Fewer innings, period: “Skip the first 8 innings” — John Andryski.
A ballpark area for serious fans: Create a “Baseball Fan’s Section” at every ballpark “The Baseball Fan’s Section (BFS) is for people who actually came to the game to watch and enjoy it. It has rules of conduct and etiquette that are mandatory and enforced strictly, with expulsion from the BFS should one break two rules in one game. The BFS requires that people may not leave or return their seats only between innings or during pitching changes and vendors are limited similarly. Drunkeness and blocking people’s view of play for more than 30 seconds during live play is prohibited as are idiotic phone conversations and selfies. Continuous person to person babbling about local gossip, favorite shopping malls and the wonders of new smart phones is also forbidden. Baseball would be much better if there was a BFS section where one could actually enjoy watching the beauty and subtly events of a baseball game.” — Preston Scott, Madison, Wis.

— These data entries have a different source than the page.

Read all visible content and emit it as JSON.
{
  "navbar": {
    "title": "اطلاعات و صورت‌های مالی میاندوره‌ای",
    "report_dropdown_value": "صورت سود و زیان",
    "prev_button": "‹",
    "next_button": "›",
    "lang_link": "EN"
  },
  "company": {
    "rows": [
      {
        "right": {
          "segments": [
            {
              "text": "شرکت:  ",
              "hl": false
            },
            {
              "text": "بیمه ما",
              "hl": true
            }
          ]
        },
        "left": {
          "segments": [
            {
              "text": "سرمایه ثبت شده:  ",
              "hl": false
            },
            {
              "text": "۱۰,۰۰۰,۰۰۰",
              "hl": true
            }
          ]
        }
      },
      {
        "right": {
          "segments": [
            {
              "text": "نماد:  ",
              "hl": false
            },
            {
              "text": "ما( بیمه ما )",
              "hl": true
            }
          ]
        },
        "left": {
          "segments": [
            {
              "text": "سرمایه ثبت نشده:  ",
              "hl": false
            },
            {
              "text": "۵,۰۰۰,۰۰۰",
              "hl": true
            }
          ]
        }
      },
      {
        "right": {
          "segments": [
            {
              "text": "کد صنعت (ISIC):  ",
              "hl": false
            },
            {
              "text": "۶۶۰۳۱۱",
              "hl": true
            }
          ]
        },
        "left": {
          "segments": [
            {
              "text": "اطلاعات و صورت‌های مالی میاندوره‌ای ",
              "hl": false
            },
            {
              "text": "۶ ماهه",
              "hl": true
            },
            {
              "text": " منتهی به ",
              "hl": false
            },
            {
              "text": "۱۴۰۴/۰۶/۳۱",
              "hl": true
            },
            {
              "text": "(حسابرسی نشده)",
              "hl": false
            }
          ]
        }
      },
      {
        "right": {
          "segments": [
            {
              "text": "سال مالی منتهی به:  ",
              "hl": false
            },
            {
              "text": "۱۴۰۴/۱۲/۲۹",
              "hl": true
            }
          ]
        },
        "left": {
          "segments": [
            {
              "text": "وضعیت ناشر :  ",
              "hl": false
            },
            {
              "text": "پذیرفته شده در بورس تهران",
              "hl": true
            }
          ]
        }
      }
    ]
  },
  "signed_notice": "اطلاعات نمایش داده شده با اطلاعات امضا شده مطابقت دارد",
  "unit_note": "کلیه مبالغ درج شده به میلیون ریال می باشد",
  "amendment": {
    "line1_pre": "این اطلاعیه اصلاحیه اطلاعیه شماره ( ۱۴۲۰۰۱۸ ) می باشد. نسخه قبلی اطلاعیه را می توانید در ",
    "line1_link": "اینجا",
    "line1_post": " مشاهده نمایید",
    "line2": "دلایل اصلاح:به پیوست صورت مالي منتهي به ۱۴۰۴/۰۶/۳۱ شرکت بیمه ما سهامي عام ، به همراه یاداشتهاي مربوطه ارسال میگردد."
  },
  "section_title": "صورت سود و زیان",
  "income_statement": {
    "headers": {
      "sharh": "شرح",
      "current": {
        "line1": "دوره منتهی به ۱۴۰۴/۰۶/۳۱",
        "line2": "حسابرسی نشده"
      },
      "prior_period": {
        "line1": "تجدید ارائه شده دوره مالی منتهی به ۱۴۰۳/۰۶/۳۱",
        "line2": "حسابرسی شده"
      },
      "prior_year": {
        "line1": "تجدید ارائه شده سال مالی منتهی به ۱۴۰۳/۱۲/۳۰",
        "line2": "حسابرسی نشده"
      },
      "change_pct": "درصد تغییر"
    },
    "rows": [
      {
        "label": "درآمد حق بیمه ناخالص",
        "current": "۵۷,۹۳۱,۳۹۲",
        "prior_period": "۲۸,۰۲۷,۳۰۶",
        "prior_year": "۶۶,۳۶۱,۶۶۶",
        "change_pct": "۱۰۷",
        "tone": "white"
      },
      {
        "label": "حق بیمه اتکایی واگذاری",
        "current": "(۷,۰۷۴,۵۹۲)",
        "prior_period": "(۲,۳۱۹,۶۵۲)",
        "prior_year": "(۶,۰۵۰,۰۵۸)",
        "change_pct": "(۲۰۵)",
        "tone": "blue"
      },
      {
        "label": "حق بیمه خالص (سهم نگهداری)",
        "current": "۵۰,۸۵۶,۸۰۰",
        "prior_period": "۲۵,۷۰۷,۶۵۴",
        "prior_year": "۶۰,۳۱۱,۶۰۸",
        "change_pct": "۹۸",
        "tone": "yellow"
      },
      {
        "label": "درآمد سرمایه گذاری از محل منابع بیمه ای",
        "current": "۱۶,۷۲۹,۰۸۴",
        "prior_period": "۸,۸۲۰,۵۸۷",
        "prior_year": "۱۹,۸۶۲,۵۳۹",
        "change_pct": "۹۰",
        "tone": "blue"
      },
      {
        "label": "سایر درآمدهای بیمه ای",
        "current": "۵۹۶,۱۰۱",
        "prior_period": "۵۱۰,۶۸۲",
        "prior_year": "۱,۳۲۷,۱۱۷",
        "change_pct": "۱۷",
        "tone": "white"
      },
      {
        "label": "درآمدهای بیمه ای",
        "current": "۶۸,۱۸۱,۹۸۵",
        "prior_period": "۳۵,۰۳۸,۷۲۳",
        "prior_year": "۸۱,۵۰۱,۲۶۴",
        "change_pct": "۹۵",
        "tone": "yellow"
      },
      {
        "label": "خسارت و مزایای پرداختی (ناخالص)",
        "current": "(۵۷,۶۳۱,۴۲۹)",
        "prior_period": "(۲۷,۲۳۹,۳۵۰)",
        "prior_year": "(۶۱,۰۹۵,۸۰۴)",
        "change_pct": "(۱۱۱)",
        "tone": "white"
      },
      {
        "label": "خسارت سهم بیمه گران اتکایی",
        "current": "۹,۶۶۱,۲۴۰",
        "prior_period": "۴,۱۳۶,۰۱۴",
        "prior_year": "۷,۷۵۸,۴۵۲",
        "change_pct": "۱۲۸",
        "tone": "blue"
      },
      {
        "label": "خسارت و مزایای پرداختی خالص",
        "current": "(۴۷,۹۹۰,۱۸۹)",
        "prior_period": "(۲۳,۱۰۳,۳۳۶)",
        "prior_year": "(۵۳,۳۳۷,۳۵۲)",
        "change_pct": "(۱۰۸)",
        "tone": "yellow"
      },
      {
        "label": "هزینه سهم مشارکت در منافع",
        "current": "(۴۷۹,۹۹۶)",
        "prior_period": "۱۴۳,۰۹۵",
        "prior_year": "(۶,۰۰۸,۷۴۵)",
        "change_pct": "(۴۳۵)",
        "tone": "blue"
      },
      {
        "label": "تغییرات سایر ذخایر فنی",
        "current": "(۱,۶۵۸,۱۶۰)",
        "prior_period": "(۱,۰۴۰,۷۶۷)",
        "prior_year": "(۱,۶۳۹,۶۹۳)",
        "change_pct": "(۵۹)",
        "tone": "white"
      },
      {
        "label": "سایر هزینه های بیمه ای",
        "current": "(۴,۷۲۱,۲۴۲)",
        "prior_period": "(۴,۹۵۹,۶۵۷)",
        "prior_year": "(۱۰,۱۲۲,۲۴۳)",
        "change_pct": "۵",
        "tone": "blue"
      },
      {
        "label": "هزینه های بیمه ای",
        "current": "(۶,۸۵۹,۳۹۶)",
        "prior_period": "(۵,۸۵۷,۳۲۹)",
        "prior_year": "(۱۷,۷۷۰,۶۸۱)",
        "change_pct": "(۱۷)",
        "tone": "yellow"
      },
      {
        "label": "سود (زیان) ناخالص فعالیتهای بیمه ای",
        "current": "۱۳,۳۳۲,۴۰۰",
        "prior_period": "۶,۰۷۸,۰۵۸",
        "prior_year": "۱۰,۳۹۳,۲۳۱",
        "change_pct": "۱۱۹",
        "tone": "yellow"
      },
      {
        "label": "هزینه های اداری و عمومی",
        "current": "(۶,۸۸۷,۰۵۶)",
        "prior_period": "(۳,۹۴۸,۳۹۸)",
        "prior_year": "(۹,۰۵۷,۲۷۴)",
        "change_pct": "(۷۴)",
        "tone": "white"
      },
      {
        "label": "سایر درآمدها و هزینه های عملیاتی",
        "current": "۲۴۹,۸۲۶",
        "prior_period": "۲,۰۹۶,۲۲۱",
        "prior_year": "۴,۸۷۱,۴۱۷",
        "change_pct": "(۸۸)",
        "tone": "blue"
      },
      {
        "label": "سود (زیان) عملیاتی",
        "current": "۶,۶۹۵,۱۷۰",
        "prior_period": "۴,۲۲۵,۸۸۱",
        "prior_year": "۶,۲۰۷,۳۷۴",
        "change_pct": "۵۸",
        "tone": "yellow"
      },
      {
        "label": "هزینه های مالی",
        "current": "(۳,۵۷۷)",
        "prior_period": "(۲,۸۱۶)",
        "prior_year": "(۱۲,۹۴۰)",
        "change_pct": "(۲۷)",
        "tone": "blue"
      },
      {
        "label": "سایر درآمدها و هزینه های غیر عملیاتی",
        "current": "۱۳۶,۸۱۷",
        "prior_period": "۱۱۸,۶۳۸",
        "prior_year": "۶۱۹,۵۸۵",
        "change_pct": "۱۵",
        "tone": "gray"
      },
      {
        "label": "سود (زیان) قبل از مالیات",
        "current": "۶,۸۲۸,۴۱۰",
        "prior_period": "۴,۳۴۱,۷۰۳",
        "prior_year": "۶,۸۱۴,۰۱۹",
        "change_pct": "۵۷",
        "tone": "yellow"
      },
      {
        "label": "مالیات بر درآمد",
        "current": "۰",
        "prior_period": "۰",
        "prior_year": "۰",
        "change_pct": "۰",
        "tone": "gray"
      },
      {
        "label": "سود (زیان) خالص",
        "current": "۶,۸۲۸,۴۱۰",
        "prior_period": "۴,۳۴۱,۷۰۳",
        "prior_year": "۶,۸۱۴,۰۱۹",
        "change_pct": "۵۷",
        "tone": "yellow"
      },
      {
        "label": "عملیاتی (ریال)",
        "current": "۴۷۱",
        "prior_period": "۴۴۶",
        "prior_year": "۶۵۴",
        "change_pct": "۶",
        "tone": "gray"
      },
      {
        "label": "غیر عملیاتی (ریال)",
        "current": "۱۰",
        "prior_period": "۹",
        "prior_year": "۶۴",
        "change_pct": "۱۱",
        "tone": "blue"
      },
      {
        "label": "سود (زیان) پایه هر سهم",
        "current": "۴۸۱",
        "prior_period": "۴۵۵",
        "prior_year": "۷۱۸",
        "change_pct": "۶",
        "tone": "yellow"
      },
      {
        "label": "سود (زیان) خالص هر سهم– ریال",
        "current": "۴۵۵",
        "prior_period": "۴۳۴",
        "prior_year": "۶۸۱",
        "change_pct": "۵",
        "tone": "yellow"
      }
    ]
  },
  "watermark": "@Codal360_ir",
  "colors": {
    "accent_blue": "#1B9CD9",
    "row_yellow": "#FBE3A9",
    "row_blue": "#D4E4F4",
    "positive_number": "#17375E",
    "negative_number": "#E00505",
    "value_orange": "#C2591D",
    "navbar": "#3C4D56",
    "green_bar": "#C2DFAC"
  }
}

Shorten the All-Star break: “Go back to the 3-day All Star break instead of 4 day. Plug that off day in somewhere else. Like in April when it’s cold, or September when the races are on.” — Todd Hansen.
Ball and strikes, with a nod to Joe West: “Major League Baseball will continue to lose credibility the longer it allows balls and strikes to be called by human umpires. If professional tennis can use technology to determine whether a ball traveling at a very high speed landed in the court of play, which is objectively defined, the same can be done in baseball to determine if a ball crossing the plate is in the strike zone, which is also objectively defined. The MLB and its fans deserve better than to let the varying and temperamental judgment of the likes of Joe West unnecessarily affect game outcomes.” — John Grimes, Minneapolis.
For interleague play, use National League rules in American League parks (and vice versa): “The additional strategy associated with the pitcher batting, and double switches, etc. is a wonderful part of the game that the AL has abandoned with the creation of the DH. Why not allow AL fans to enjoy the game the way it was intended to be played as part of the interleague experience? As an avid fan who maintains a scorecard, this would be really enjoyable. It would also be interesting to see how NL fans would react to viewing games in person with a DH during interleague match-ups.” — Paul Fischer, St. Paul.
Expand to Cuba: “Promote and negotiate for one of the MLB expansion teams to locate in Havana.” — James Cammarato.
Get rid of … batting gloves: “The game moves too slowly. Too much fidgeting at the plate between pitches. The answer: outlaw batting gloves! Do we really need to adjust each glove after every pitch – even when the bat never leaves the batter’s shoulder?! Back in the day, no one wore gloves. Let’s toughen up the players and speed up the game!!” — Duane Willms, Woodbury.
Bonus defense: “If a fan catches a foul ball the batter is out.” — Ross Flom, Aberdeen, S.D.
The “unwritten rules?” Get rid of them: “Stop with the insanely stupid unwritten rules. Baseball players come off as sad children with these. It’s kind of akin to the stupid goons in hockey: totally useless Let players show emotion. Sports are emotion-filled activities. If a pitcher strikes someone out with runners on and the game tied, that pitcher should be able to show some emotion without this ridiculous notion that he’s ‘showing up’ the other team. The whole ‘showing up’ concept seems routed in some clueless antiquated idea of masculinity that, in practice, makes the games boring.” — Clark Starr, Minneapolis.
And, finally, one more from the guys at Catholic Charities: “If mid-inning relievers are allowed, they must arrive via team-themed golf cart.”
Thanks for playing. We’ll let you decide which ones to take seriously and which ones were the result of a bad day at work — or at the ballpark.